SALT LAKE CITY — Jason Henrie's 8-year-old son, Cutler, has suffered severe seizures since he was a young boy.
"When he starts to have a seizure, there's nothing we can do to stop it," said the Clinton resident.
But he feels new hope for his son after he was accepted into a drug trial of cannabis extract oil conducted by a neurologist at Primary Children's Hospital. Cutler started taking medicinal hemp oil about six weeks ago.
"There's been a little bit of a reduction in the frequency, but definitely in the duration of his seizures," said Henrie. "He hasn't had a very major 20-minute seizure, basically since he's been on the oil."
That's a big improvement for Cutler that brings comfort and hope to his father.
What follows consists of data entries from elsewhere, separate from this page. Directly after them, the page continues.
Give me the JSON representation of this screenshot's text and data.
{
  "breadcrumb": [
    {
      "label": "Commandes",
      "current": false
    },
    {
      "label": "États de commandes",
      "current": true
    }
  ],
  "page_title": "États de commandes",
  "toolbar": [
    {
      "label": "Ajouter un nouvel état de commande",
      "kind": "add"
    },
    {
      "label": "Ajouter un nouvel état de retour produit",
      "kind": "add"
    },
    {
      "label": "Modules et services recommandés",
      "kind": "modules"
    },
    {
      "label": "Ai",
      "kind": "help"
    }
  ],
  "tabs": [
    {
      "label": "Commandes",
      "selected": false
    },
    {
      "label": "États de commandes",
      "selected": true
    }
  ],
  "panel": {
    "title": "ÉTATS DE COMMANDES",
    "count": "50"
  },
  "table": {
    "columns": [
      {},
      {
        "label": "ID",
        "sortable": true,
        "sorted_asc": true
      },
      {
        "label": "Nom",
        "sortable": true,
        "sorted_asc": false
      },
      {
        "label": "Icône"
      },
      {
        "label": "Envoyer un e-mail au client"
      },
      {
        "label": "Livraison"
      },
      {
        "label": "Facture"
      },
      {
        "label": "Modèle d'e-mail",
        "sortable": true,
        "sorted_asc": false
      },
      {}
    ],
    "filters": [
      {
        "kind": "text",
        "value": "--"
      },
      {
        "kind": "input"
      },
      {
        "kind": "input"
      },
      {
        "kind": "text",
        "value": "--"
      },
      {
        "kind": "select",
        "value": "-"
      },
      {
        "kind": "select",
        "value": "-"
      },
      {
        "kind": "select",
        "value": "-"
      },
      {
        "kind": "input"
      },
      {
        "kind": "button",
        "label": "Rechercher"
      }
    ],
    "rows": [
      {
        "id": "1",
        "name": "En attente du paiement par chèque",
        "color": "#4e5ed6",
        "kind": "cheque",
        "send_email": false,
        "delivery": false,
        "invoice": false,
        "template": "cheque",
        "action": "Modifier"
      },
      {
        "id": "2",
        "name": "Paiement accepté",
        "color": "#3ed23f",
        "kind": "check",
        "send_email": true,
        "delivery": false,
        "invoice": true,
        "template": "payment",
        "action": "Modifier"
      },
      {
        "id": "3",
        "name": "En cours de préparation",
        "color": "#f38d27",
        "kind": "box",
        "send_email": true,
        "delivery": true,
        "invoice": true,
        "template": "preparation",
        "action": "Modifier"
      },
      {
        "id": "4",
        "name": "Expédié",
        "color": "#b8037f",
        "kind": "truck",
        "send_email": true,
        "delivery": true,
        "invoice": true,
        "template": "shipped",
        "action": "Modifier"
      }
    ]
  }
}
"I hope he'll be here tomorrow. That's the type of life that we're in," said Henrie. "He could have a seizure that could take him from us immediately."
Right now, 40 Utah families use the cannabis extract oil, known as cannabidiol or CBD, to treat their children with severe epilepsy. They have certificates for their kids to use it legally, while other children are in the drug trial at Primary Children's Hospital. Families with certificates can buy the oil in Colorado and use it legally in Utah, but the oil itself cannot be shipped from state to state or families risk federal prosecution.
In the last two years, the oil has helped reduce seizures for kids with severe epilepsy in limited testing. The extract is high in cannabidiol, but low in THC. So, the user does not get high.
Chad McClellan's daughter, Leah, started taking hemp oil extract for her seizures two months ago. The frequency and intensity of her seizures has declined, he said.
"She started to smile. She'd make more eye contact," the Herriman resident said. "This product is good, everyone here should be allowed to have it."
"It's a cannabis product, yes. But it's a cannabis product that is providing hope for all of these hundreds and hundreds, and (now) thousands or families whose lives have been changed," said Annette Maughan, president and CEO of Epilepsy Association of Utah.
She also has seen the cannabidiol work first hand. Her son, Glenn, had his first seizure in 2005, right before his third birthday.
"I was watching him have this massive four-minute seizure, thinking I'm watching my child die," she said.
That was eight years and more than 10,000 seizures ago, she said. At that time, Glenn had 20 to 30 seizures a day.
"You're constantly on edge," she said. "You're wondering what's going to happen next."
Now, he's also in the drug trial at Primary Children's Hospital.
"His seizures have dropped dramatically," said Maughan.
From one to five seizures a day, down to one every few days. Just as significant, Glenn's mom sees him acting differently.
"He's making great eye contact. He's smiling appropriately," said Maughan. "So, if he's watching SpongeBob, he'll laugh, which we haven't seen in five years."
That's progress her family feared they would never see.
"It's almost dreamlike," she said. "And yet, there's a reality sitting right in front of you, smiling at you."
I just wanted to put them out in the spotlight and let people see their face.
–Nichole Montanez, Colorado photographer
A couple dozen Utah families, with kids who endure severe epileptic seizures, gathered Wednesday night in Salt Lake City for a photography project called Face of Cannabis, hoping the project can help change perceptions of national lawmakers and the public when it comes to cannabidiol. For them, the drug is about hope and has nothing to do with getting high.
"I just wanted to put them out in the spotlight and let people see their face," said Nichole Montanez, the Colorado photographer behind the project.
She photographs the children's faces and shares their smiles because her niece suffers from seizures too. Montanez has now photographed more than 150 children with epilepsy who are currently being treated or are hoping to be treated with hemp oil extract.
The families support a federal bill that would exempt the medicinal oil from the shipping ban, that's why they need more awareness among national lawmakers and the public. If that ban is lifted, families could order the oil online, and have it shipped to their homes in three days.
Chad McClellan and others with legal Utah certificates must make a 10-hour drive to the Colorado Springs area each month to buy the medicine, risking federal prosecution. But skirting federal law is something McClellan said he simply must do for his daughter.
"I believe we are doing the right thing for our kids."